>>>

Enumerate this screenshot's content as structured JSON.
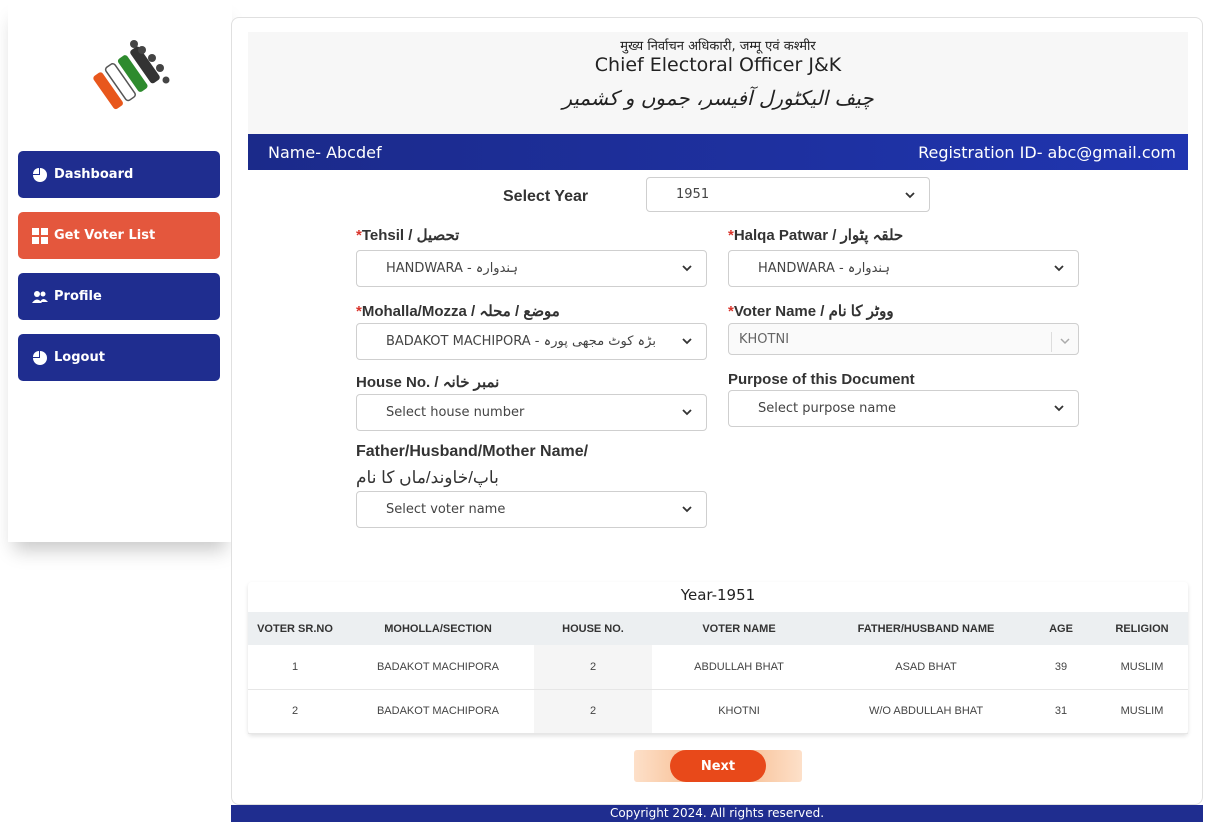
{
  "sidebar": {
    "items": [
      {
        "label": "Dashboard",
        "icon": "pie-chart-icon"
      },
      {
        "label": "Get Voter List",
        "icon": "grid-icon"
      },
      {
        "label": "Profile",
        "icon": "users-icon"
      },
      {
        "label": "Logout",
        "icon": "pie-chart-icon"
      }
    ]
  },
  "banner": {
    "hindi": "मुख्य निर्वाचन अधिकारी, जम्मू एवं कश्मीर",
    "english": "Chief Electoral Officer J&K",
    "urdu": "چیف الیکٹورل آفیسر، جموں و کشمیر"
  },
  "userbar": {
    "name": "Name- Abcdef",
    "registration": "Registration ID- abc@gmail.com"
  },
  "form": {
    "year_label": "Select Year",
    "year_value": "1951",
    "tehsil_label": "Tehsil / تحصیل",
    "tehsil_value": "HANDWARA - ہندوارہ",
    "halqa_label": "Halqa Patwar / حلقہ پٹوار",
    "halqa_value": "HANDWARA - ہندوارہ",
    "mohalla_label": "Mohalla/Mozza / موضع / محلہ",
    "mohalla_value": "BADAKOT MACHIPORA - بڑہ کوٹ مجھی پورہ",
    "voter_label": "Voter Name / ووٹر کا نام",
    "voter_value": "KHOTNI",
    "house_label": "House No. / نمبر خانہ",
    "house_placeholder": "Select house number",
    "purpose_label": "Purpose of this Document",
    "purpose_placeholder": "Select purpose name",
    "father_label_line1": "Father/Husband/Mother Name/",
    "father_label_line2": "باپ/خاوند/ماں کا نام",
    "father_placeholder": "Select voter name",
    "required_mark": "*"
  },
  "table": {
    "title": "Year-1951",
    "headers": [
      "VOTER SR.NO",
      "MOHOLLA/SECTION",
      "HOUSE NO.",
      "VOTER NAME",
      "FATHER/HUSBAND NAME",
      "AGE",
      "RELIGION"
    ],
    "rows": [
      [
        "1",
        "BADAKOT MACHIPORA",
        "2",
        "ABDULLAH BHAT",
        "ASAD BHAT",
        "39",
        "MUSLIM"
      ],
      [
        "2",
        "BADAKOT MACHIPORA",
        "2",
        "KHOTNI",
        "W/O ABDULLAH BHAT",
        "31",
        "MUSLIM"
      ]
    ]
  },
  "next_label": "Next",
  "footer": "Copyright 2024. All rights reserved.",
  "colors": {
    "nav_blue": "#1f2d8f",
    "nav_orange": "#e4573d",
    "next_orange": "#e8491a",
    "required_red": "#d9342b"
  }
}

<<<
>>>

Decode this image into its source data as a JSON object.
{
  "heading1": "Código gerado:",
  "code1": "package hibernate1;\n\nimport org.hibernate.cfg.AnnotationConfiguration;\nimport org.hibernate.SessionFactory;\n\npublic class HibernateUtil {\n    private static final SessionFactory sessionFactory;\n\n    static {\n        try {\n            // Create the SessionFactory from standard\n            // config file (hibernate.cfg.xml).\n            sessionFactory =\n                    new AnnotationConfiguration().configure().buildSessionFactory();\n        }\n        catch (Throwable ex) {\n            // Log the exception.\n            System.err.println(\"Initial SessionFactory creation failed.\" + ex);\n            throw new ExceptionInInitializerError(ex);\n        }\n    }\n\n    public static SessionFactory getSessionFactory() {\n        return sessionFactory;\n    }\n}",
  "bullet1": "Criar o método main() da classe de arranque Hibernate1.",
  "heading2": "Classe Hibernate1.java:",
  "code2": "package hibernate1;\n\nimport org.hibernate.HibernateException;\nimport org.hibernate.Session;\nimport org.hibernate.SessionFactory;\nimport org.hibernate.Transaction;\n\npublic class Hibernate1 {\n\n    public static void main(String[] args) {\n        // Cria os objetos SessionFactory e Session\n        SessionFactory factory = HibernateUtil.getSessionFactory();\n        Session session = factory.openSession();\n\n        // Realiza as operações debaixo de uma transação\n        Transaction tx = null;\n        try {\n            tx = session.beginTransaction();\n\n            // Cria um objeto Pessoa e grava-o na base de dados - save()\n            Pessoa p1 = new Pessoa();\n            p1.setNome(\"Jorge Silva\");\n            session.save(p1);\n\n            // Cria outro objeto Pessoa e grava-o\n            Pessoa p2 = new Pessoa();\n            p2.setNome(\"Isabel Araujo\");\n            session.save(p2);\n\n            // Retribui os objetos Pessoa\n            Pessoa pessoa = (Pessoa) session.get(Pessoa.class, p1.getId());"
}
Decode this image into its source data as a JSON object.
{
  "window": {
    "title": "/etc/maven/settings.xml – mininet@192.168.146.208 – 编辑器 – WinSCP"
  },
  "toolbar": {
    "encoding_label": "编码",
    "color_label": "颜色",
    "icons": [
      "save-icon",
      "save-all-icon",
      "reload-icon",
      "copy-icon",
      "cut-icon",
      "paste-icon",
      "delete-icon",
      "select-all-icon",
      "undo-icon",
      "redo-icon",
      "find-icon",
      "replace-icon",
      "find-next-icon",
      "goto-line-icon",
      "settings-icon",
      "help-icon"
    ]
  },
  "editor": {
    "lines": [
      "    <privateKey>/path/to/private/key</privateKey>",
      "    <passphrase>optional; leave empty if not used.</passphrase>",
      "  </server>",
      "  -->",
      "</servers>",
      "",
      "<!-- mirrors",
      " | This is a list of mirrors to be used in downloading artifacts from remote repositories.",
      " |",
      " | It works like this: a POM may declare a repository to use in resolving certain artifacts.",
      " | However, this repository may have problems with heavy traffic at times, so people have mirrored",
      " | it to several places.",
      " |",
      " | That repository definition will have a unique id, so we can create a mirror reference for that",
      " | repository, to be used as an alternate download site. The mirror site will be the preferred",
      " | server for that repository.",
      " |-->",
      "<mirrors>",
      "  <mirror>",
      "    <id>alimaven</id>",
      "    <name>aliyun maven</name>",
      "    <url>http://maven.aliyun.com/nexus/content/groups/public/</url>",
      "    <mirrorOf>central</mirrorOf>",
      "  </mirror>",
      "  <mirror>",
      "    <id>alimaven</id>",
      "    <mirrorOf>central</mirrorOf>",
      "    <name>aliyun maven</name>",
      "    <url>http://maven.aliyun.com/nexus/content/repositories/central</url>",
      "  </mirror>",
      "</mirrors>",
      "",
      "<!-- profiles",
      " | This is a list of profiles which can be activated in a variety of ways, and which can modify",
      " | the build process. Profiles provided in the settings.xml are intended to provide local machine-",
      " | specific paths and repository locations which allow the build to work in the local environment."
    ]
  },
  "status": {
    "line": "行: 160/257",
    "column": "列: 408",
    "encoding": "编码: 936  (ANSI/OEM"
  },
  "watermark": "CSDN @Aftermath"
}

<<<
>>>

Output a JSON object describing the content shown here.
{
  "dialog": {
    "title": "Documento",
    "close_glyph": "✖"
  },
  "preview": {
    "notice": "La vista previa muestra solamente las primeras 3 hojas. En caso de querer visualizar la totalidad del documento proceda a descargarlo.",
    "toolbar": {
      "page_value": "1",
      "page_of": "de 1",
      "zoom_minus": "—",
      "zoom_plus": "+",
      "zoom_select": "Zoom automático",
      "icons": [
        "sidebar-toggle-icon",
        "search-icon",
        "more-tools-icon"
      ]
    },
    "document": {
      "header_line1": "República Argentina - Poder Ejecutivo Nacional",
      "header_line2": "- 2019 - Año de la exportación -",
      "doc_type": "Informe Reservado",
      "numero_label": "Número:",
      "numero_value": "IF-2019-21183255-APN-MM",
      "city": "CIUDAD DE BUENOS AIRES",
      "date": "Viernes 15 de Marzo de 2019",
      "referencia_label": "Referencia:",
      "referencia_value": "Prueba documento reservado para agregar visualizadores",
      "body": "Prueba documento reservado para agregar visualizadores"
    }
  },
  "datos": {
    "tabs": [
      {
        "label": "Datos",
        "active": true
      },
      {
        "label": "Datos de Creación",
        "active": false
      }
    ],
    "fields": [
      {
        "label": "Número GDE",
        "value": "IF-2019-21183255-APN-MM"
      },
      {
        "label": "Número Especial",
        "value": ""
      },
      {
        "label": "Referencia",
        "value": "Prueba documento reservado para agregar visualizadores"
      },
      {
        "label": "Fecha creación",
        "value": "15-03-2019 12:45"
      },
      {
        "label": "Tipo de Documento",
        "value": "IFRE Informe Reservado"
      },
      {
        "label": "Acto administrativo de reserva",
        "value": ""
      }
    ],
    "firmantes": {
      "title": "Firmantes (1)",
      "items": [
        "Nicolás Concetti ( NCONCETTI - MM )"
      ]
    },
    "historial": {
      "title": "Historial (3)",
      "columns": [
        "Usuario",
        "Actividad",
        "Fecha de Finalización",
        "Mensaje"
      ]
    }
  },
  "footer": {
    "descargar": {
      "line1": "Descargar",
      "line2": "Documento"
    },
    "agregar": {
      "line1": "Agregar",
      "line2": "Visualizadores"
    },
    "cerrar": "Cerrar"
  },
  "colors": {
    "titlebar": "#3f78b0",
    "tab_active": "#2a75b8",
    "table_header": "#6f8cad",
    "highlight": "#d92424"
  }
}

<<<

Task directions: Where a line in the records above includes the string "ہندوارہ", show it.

The completed task:
    "tehsil_value": "HANDWARA - ہندوارہ",
    "halqa_value": "HANDWARA - ہندوارہ",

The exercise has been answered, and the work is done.